» Work task: What lines in the entries below contain the word "JSON"? Copy all of them.

[Website and app data records]

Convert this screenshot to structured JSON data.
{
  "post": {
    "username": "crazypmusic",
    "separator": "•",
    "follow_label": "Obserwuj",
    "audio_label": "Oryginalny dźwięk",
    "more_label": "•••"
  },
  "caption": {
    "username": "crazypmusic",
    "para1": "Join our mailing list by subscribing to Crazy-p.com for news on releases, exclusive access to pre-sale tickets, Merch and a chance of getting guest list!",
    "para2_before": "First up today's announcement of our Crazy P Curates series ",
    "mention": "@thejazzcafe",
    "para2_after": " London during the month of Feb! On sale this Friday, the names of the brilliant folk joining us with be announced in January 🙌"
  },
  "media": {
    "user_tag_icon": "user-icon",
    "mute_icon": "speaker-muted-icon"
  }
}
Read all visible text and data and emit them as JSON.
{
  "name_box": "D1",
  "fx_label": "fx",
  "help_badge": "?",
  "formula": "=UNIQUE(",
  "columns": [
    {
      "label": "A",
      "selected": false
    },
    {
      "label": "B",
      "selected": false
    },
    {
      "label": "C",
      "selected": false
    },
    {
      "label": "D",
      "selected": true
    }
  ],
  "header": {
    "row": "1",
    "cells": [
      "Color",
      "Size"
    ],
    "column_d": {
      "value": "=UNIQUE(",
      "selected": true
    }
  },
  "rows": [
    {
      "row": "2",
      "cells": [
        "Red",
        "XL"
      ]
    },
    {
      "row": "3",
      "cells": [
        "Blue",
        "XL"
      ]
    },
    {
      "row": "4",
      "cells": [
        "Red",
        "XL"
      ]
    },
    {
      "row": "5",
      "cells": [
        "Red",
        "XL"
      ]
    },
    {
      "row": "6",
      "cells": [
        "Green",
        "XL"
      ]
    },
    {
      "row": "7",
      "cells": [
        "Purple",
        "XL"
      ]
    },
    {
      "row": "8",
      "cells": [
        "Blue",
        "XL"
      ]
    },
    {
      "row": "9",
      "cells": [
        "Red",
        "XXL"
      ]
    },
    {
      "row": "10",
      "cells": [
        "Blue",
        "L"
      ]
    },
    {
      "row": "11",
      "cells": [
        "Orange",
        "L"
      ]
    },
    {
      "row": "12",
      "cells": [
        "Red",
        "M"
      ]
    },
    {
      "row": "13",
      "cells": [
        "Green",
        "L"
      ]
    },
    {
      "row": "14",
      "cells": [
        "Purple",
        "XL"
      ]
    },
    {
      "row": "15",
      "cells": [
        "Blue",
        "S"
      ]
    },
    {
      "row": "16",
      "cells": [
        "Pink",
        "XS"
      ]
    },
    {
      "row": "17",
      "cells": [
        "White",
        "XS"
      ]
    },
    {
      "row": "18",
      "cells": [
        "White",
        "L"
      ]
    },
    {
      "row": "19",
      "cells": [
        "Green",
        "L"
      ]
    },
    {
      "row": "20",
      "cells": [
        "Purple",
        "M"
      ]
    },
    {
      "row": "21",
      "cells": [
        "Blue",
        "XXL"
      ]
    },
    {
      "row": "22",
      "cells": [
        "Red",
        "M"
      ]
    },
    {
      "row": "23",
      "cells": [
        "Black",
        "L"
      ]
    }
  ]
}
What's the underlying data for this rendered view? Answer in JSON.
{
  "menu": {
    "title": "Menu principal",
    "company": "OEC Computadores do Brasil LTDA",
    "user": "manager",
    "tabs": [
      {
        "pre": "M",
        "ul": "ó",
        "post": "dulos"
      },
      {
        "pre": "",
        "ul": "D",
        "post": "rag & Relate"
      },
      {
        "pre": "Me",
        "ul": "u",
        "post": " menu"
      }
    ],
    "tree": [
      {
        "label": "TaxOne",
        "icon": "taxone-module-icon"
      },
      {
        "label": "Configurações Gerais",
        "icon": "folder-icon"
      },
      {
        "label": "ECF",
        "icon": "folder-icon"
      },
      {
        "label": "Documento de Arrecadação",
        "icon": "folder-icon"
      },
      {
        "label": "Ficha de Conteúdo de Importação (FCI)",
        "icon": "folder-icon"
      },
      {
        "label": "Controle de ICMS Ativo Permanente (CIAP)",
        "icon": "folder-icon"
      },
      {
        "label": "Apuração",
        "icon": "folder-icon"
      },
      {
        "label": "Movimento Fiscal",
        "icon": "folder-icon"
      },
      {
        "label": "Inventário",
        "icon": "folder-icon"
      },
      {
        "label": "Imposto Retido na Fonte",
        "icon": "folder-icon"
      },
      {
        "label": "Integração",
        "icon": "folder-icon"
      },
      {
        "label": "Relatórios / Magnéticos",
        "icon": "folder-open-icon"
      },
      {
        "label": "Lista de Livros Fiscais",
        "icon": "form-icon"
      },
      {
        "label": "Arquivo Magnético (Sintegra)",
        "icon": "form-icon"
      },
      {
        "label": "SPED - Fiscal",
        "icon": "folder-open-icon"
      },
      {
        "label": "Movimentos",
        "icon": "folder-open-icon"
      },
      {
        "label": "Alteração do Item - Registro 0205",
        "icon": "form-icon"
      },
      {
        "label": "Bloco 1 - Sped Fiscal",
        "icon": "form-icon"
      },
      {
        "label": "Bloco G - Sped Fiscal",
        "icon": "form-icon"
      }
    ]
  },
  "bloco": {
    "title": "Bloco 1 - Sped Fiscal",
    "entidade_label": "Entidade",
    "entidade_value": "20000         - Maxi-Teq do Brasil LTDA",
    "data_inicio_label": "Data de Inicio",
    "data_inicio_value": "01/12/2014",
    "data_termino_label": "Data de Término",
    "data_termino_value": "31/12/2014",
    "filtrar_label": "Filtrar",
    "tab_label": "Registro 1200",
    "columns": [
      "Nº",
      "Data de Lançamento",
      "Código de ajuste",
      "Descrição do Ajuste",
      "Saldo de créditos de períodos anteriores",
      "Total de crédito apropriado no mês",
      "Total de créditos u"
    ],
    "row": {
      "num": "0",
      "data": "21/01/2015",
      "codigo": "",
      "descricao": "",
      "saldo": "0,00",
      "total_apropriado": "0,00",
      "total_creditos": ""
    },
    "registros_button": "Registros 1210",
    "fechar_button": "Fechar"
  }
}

» Task response:
Convert this screenshot to structured JSON data.
Read all visible text and data and emit them as JSON.
What's the underlying data for this rendered view? Answer in JSON.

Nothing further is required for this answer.